Goal of the exercise -
Every record that follows should be printed verbatim.
START Raw data
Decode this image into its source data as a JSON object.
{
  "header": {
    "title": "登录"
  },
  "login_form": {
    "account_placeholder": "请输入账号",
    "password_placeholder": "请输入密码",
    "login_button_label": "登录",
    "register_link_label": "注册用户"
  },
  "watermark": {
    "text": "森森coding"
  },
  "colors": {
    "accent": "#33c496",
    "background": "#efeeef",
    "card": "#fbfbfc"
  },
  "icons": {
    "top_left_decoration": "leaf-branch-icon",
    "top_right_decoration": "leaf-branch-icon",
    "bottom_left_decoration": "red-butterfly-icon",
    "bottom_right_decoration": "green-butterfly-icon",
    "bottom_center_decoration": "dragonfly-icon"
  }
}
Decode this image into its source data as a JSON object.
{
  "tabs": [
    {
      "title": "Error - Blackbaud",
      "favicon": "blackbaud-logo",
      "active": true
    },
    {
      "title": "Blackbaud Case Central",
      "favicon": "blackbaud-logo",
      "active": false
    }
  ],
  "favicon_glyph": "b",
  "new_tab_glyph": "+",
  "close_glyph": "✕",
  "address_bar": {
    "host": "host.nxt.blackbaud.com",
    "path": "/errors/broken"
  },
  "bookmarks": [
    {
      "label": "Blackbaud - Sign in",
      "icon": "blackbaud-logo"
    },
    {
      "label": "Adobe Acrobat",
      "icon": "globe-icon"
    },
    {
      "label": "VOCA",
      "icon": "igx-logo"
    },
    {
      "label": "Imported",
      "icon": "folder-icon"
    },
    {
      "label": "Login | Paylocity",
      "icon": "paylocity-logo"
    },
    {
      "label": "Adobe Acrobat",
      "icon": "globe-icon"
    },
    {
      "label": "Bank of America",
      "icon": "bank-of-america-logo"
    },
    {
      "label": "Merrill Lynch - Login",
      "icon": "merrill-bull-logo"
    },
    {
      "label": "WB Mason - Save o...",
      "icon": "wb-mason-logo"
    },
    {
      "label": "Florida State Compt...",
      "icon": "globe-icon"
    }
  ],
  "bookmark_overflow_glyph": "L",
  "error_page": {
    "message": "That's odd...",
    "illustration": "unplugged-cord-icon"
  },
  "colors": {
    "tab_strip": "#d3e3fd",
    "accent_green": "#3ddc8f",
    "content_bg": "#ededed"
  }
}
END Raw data
Solution for this problem -
Decode this image into its source data as a JSON object.
{
  "header": {
    "title": "登录"
  },
  "login_form": {
    "account_placeholder": "请输入账号",
    "password_placeholder": "请输入密码",
    "login_button_label": "登录",
    "register_link_label": "注册用户"
  },
  "watermark": {
    "text": "森森coding"
  },
  "colors": {
    "accent": "#33c496",
    "background": "#efeeef",
    "card": "#fbfbfc"
  },
  "icons": {
    "top_left_decoration": "leaf-branch-icon",
    "top_right_decoration": "leaf-branch-icon",
    "bottom_left_decoration": "red-butterfly-icon",
    "bottom_right_decoration": "green-butterfly-icon",
    "bottom_center_decoration": "dragonfly-icon"
  }
}
Decode this image into its source data as a JSON object.
{
  "tabs": [
    {
      "title": "Error - Blackbaud",
      "favicon": "blackbaud-logo",
      "active": true
    },
    {
      "title": "Blackbaud Case Central",
      "favicon": "blackbaud-logo",
      "active": false
    }
  ],
  "favicon_glyph": "b",
  "new_tab_glyph": "+",
  "close_glyph": "✕",
  "address_bar": {
    "host": "host.nxt.blackbaud.com",
    "path": "/errors/broken"
  },
  "bookmarks": [
    {
      "label": "Blackbaud - Sign in",
      "icon": "blackbaud-logo"
    },
    {
      "label": "Adobe Acrobat",
      "icon": "globe-icon"
    },
    {
      "label": "VOCA",
      "icon": "igx-logo"
    },
    {
      "label": "Imported",
      "icon": "folder-icon"
    },
    {
      "label": "Login | Paylocity",
      "icon": "paylocity-logo"
    },
    {
      "label": "Adobe Acrobat",
      "icon": "globe-icon"
    },
    {
      "label": "Bank of America",
      "icon": "bank-of-america-logo"
    },
    {
      "label": "Merrill Lynch - Login",
      "icon": "merrill-bull-logo"
    },
    {
      "label": "WB Mason - Save o...",
      "icon": "wb-mason-logo"
    },
    {
      "label": "Florida State Compt...",
      "icon": "globe-icon"
    }
  ],
  "bookmark_overflow_glyph": "L",
  "error_page": {
    "message": "That's odd...",
    "illustration": "unplugged-cord-icon"
  },
  "colors": {
    "tab_strip": "#d3e3fd",
    "accent_green": "#3ddc8f",
    "content_bg": "#ededed"
  }
}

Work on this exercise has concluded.